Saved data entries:
= Beginning of Section =

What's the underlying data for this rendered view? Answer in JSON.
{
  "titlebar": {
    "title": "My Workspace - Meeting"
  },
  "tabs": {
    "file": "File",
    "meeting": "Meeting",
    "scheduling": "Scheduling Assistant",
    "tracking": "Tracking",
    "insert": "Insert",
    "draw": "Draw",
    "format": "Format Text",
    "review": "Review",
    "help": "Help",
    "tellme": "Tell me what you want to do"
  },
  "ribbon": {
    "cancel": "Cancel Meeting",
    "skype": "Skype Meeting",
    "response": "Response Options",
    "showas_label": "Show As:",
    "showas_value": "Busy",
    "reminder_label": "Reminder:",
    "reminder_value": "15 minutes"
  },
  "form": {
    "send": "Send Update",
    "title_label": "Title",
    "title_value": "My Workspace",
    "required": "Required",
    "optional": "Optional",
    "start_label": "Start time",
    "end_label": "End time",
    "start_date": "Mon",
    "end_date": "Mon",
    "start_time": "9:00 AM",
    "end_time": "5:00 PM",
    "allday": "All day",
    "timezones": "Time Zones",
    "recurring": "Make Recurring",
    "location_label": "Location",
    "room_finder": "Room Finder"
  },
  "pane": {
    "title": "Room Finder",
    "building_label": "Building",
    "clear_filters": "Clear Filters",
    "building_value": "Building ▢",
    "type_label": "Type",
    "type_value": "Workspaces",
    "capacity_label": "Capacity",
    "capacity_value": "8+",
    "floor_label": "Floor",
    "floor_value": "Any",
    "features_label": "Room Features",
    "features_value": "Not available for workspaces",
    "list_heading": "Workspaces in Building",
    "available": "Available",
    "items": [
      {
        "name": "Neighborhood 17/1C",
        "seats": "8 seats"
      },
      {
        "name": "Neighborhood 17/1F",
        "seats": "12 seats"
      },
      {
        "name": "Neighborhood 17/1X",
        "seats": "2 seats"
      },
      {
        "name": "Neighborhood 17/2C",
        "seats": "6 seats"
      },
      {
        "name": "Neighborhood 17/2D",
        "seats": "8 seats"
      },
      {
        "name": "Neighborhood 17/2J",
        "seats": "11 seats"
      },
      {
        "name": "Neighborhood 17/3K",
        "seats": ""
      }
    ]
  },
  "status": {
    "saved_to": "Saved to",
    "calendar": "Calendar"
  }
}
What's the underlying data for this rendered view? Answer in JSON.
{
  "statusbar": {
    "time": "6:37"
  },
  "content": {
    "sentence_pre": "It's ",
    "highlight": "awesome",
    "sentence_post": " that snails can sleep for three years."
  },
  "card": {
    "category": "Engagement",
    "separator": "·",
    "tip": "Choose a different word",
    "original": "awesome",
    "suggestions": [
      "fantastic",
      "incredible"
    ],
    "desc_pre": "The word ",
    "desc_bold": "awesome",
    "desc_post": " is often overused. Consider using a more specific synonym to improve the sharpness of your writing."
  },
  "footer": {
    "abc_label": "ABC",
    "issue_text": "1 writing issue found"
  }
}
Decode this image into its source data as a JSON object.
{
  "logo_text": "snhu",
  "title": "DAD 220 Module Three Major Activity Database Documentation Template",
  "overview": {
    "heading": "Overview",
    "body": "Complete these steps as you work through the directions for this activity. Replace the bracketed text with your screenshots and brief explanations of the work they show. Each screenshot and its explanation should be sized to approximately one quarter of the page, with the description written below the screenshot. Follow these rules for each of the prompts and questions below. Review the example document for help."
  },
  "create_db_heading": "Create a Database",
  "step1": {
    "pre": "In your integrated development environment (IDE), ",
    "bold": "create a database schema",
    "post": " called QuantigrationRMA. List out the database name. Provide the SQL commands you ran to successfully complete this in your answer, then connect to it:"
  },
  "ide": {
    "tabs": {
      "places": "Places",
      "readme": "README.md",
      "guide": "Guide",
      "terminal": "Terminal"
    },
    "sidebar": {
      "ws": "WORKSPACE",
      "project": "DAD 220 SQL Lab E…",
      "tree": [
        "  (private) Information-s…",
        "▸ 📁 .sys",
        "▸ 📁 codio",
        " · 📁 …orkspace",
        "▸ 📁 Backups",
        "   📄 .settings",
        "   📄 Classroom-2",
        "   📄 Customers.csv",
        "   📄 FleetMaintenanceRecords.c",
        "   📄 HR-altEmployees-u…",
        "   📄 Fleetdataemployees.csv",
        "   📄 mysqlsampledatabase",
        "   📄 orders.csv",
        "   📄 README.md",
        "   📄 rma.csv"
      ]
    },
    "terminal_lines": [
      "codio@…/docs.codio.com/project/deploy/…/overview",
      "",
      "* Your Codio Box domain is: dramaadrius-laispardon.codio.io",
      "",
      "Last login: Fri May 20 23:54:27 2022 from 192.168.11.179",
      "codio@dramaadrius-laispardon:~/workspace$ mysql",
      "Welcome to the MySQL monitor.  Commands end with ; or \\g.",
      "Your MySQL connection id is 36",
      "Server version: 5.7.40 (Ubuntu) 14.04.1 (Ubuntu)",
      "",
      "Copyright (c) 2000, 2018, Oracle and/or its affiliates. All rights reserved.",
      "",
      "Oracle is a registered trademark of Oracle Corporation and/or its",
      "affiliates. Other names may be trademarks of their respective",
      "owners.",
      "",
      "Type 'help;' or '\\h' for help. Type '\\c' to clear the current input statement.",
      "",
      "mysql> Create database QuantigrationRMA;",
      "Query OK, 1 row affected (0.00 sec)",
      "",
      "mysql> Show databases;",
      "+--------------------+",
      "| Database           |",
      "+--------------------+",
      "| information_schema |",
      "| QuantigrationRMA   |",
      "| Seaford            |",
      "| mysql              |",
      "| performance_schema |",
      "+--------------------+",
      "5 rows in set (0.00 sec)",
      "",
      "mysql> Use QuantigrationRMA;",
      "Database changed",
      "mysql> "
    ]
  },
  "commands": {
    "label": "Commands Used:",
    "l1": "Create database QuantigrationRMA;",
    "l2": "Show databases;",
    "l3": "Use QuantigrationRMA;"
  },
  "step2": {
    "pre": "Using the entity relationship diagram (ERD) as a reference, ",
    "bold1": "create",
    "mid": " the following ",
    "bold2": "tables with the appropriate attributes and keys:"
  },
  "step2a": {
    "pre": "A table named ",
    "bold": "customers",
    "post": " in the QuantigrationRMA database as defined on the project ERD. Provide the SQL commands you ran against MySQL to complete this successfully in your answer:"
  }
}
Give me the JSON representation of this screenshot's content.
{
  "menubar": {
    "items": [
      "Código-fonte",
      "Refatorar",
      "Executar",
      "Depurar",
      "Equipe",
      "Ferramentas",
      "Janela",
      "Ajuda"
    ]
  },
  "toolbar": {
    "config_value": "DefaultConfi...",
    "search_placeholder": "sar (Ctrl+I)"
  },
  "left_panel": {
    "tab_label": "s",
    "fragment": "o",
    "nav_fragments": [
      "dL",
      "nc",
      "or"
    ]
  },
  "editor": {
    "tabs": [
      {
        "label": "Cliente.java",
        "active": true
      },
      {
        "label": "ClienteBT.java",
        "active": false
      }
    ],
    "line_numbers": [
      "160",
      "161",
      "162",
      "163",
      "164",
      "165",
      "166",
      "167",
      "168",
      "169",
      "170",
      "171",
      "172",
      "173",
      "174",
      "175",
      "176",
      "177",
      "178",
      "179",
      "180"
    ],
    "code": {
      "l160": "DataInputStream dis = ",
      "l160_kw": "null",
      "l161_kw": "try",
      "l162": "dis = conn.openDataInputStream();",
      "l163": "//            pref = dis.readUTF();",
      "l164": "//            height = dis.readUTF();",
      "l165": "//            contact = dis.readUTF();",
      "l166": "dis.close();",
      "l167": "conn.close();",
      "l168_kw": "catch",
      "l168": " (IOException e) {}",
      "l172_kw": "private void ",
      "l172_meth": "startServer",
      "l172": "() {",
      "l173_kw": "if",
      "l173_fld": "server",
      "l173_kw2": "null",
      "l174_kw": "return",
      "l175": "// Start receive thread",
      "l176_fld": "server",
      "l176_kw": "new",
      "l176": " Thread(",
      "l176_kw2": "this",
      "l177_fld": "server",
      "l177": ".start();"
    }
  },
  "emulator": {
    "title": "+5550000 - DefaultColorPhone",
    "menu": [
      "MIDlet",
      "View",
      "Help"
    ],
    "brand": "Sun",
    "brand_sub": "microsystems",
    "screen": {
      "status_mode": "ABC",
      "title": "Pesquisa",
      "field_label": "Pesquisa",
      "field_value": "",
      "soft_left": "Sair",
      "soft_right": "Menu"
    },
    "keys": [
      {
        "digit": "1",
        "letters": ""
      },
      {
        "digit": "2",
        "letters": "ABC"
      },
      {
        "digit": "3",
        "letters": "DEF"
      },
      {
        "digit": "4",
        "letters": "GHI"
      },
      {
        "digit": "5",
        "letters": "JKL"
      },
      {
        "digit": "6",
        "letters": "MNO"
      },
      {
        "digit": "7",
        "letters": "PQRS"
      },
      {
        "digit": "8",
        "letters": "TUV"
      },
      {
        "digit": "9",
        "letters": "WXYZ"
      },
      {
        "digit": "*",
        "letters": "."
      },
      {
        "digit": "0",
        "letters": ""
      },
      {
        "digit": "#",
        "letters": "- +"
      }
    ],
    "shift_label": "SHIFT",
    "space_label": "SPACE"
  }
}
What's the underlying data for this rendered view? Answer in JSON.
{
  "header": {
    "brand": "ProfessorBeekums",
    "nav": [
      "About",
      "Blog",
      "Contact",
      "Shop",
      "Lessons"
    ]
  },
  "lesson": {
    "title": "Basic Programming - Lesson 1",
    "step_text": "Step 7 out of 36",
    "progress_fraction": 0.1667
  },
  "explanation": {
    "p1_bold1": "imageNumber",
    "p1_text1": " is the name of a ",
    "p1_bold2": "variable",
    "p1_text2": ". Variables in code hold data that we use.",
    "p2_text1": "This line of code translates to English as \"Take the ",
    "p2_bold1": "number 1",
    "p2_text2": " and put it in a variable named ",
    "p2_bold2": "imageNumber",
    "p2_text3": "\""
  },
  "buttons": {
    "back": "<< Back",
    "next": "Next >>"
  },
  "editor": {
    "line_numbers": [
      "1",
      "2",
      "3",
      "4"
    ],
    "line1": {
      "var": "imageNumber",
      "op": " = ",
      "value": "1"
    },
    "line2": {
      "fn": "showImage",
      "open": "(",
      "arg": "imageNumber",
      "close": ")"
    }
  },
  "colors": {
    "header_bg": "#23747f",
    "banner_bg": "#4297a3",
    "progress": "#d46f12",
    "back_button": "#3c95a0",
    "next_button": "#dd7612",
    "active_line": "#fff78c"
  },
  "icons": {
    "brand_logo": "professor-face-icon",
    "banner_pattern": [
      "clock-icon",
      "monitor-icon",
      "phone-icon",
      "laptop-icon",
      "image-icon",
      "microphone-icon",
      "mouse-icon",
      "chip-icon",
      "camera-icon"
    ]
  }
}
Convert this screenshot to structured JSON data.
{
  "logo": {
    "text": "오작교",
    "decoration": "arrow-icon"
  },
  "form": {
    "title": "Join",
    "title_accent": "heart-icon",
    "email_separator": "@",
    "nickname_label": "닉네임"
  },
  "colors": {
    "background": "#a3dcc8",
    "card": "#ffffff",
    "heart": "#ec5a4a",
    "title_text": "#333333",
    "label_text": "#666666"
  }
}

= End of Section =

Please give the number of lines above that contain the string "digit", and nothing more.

12